**Task description**
Repeat each entry exactly; omit all pictures.
------------------------------------------------
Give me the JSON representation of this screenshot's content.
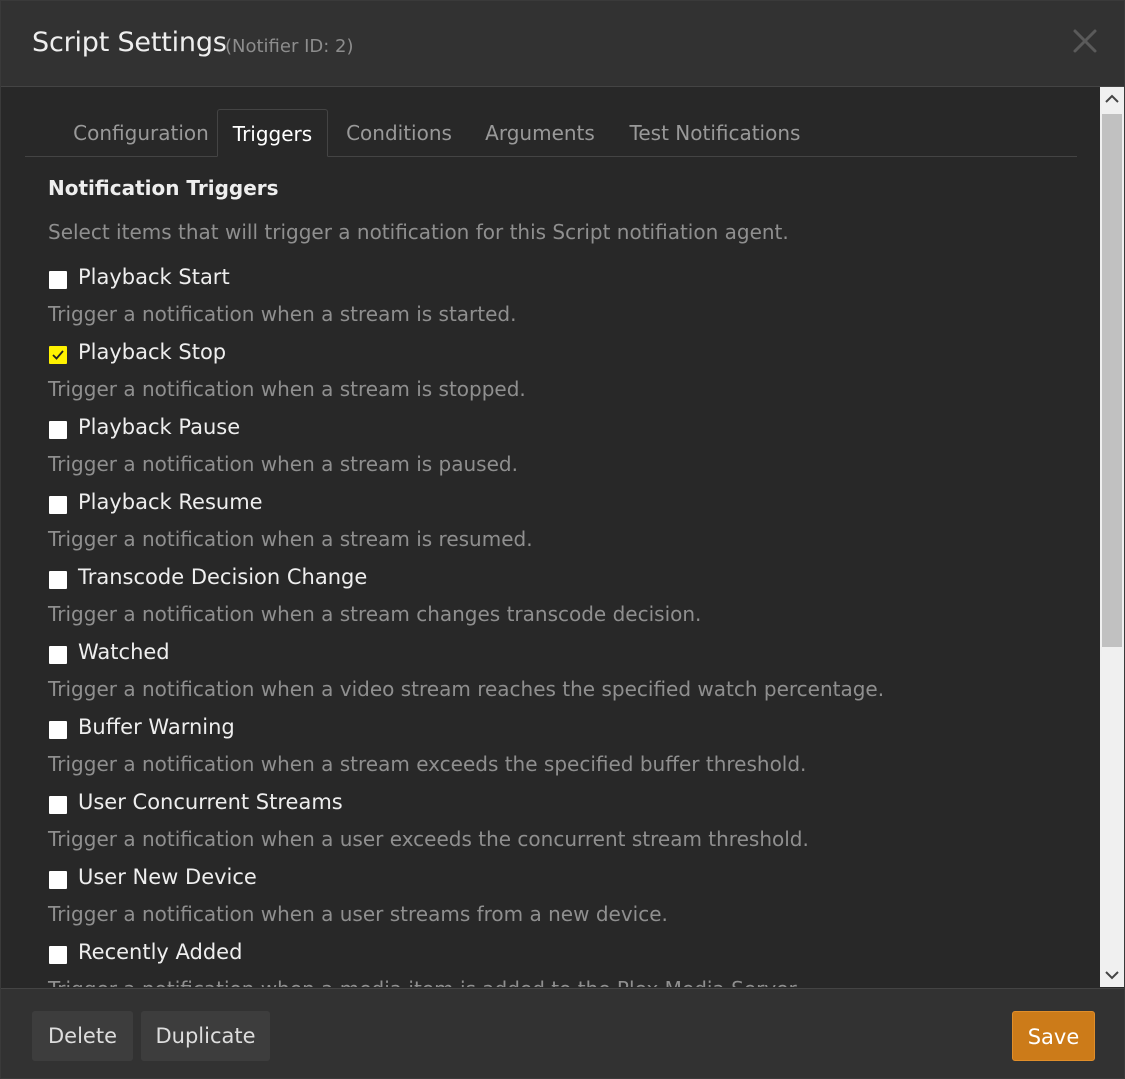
{
  "header": {
    "title": "Script Settings",
    "subtitle": "(Notifier ID: 2)"
  },
  "tabs": [
    {
      "label": "Configuration",
      "active": false
    },
    {
      "label": "Triggers",
      "active": true
    },
    {
      "label": "Conditions",
      "active": false
    },
    {
      "label": "Arguments",
      "active": false
    },
    {
      "label": "Test Notifications",
      "active": false
    }
  ],
  "section": {
    "title": "Notification Triggers",
    "description": "Select items that will trigger a notification for this Script notifiation agent."
  },
  "triggers": [
    {
      "label": "Playback Start",
      "help": "Trigger a notification when a stream is started.",
      "checked": false
    },
    {
      "label": "Playback Stop",
      "help": "Trigger a notification when a stream is stopped.",
      "checked": true
    },
    {
      "label": "Playback Pause",
      "help": "Trigger a notification when a stream is paused.",
      "checked": false
    },
    {
      "label": "Playback Resume",
      "help": "Trigger a notification when a stream is resumed.",
      "checked": false
    },
    {
      "label": "Transcode Decision Change",
      "help": "Trigger a notification when a stream changes transcode decision.",
      "checked": false
    },
    {
      "label": "Watched",
      "help": "Trigger a notification when a video stream reaches the specified watch percentage.",
      "checked": false
    },
    {
      "label": "Buffer Warning",
      "help": "Trigger a notification when a stream exceeds the specified buffer threshold.",
      "checked": false
    },
    {
      "label": "User Concurrent Streams",
      "help": "Trigger a notification when a user exceeds the concurrent stream threshold.",
      "checked": false
    },
    {
      "label": "User New Device",
      "help": "Trigger a notification when a user streams from a new device.",
      "checked": false
    },
    {
      "label": "Recently Added",
      "help": "Trigger a notification when a media item is added to the Plex Media Server.",
      "checked": false
    }
  ],
  "footer": {
    "delete_label": "Delete",
    "duplicate_label": "Duplicate",
    "save_label": "Save"
  },
  "colors": {
    "accent_save": "#cc7b19",
    "checkbox_checked": "#fff200"
  }
}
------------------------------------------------
**Result of this exercise**
Give me the JSON representation of this screenshot's content.
{
  "header": {
    "title": "Script Settings",
    "subtitle": "(Notifier ID: 2)"
  },
  "tabs": [
    {
      "label": "Configuration",
      "active": false
    },
    {
      "label": "Triggers",
      "active": true
    },
    {
      "label": "Conditions",
      "active": false
    },
    {
      "label": "Arguments",
      "active": false
    },
    {
      "label": "Test Notifications",
      "active": false
    }
  ],
  "section": {
    "title": "Notification Triggers",
    "description": "Select items that will trigger a notification for this Script notifiation agent."
  },
  "triggers": [
    {
      "label": "Playback Start",
      "help": "Trigger a notification when a stream is started.",
      "checked": false
    },
    {
      "label": "Playback Stop",
      "help": "Trigger a notification when a stream is stopped.",
      "checked": true
    },
    {
      "label": "Playback Pause",
      "help": "Trigger a notification when a stream is paused.",
      "checked": false
    },
    {
      "label": "Playback Resume",
      "help": "Trigger a notification when a stream is resumed.",
      "checked": false
    },
    {
      "label": "Transcode Decision Change",
      "help": "Trigger a notification when a stream changes transcode decision.",
      "checked": false
    },
    {
      "label": "Watched",
      "help": "Trigger a notification when a video stream reaches the specified watch percentage.",
      "checked": false
    },
    {
      "label": "Buffer Warning",
      "help": "Trigger a notification when a stream exceeds the specified buffer threshold.",
      "checked": false
    },
    {
      "label": "User Concurrent Streams",
      "help": "Trigger a notification when a user exceeds the concurrent stream threshold.",
      "checked": false
    },
    {
      "label": "User New Device",
      "help": "Trigger a notification when a user streams from a new device.",
      "checked": false
    },
    {
      "label": "Recently Added",
      "help": "Trigger a notification when a media item is added to the Plex Media Server.",
      "checked": false
    }
  ],
  "footer": {
    "delete_label": "Delete",
    "duplicate_label": "Duplicate",
    "save_label": "Save"
  },
  "colors": {
    "accent_save": "#cc7b19",
    "checkbox_checked": "#fff200"
  }
}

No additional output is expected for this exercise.